The PH Stock Market - Rising above Super Typhoons and Earthquakes
The US stock market recently closed at a new all-time low due to the shutdown and other debt-ceiling problems. What's noticeable during these times is the resilience of the Philippine stock market. This was a period where possible US debt nonpayment emerged, while local catastrophes surfaced. Through all these issues, our stock market continues to perform strongly and remains a safe haven. Through all these catastrophes and political issues, the strong fundamentals of our economy and corporates continue to rise.
Amidst Local Disasters and Adversities, both Man-Made and Natural
Our country dealt with the Napoles pork barrel scam and heavy allegations of legislative corruption. We've also gone through a Moro Islamic Liberation Front (MILF) insurgency in Zamboanga that lasted for three weeks. After the insurgence, there came the earthquake in Cebu and Bohol, and the super typhoon Yolanda. Despite all these, the Philippines stock market remains strong and continues to move higher.
Once Asia's Sick Man, Now the Continent's Tiger
The Philippines encountered all sorts of problems, from political issues to natural calamities. We dealt with corruption scandals, impeachment trials of some of the highest officials, coups and military insurgencies, and a fiscal crisis that endangered our credit standing.
Back then, we were behind other Asian countries when it comes to implementing structural reforms. The Philippines stock market and economic performance lagged behind compared to the four Asian Tigers: Hong Kong, Singapore, South Korea, and Taiwan. Not to mention China and Japan, the largest regional economies. Once called, "The Sick Man of Asia," past and current leaders worked industriously to implement reforms that changed our country's fate, making us Asia's new tiger economy.
The Foundations of PH's Strong Stock Market and Economic Performance
The past governments implemented meaningful reforms that served as the grounds of our country's strong economic and stock market performance. Some of these are the following:
- The Return to Democracy - The Philippines's return to democracy in 1986 marked the return of freedom. This serves as the main foundation for the development that our country was going to get on.
- Value-added Tax (VAT) and Expanded VAT - The reforms to boost VAT and implement expanded VAT are highlights in our country's history. These reforms allowed the government to increase its revenue base at a time when The Philippines was dealing with a fiscal crisis.
- Dollar Inflows from BPOs and OFWs - The Philippines enjoys a current account surplus, due to the dollar inflows from BPO revenues and OFW remittances. This makes us above other countries, like Indonesia, which suffer from chronic account deficits.
- Accumulation of Gross International Reserves (GIR) - The Philippines experienced a massive GIR accumulation, which grew more than four times, from 1997's less than $10 billion to August 2013's $83 billion. Our GIR insulates our economy from external shocks, like the US government shutdown.

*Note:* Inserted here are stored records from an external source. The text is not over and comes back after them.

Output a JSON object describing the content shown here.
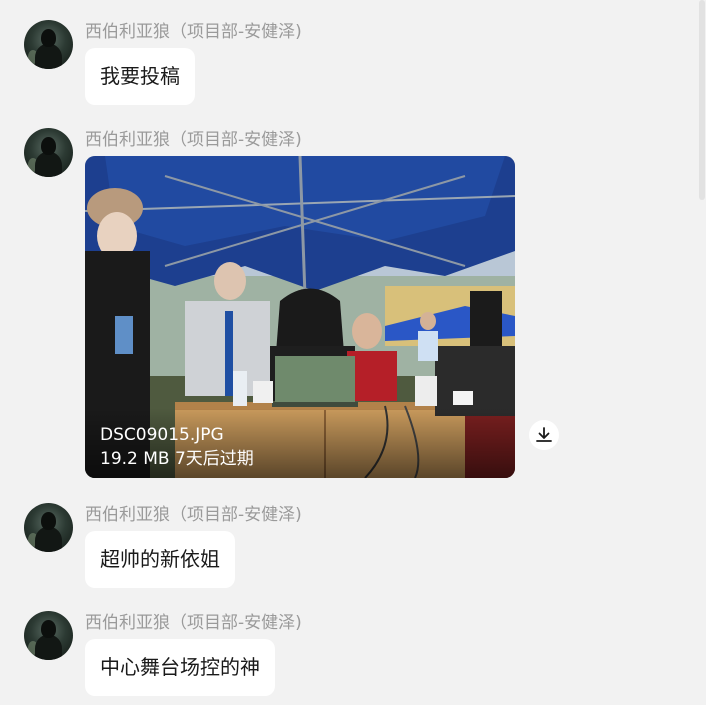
{
  "messages": [
    {
      "sender": "西伯利亚狼（项目部-安健泽)",
      "type": "text",
      "text": "我要投稿"
    },
    {
      "sender": "西伯利亚狼（项目部-安健泽)",
      "type": "file",
      "file": {
        "name": "DSC09015.JPG",
        "meta": "19.2 MB 7天后过期"
      },
      "icons": {
        "download": "download-icon"
      }
    },
    {
      "sender": "西伯利亚狼（项目部-安健泽)",
      "type": "text",
      "text": "超帅的新依姐"
    },
    {
      "sender": "西伯利亚狼（项目部-安健泽)",
      "type": "text",
      "text": "中心舞台场控的神"
    }
  ],
  "colors": {
    "background": "#f2f2f2",
    "bubble": "#ffffff",
    "sender": "#9a9a9a",
    "text": "#1a1a1a",
    "tent": "#1d3f8f"
  }
}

Reaching a Double Bottom
The Philippines's stock market reached the first bottom of 5,678 on June 25 and 5,562 on Aug. 28, forming a double bottom in the Philippines Stock Exchange (PSE) Index. This influential chart formation signals a strong reversal.
Despite all the bad news, our stock market refuses to go down. The few risks to this upward move are another fall of placements or a knee-jerk reaction after a strong flow in stock. A stock market that doesn't go down due to bad news, though, is expected to rise. This gives investors more confidence in stock market trading during turbulent and unstable times.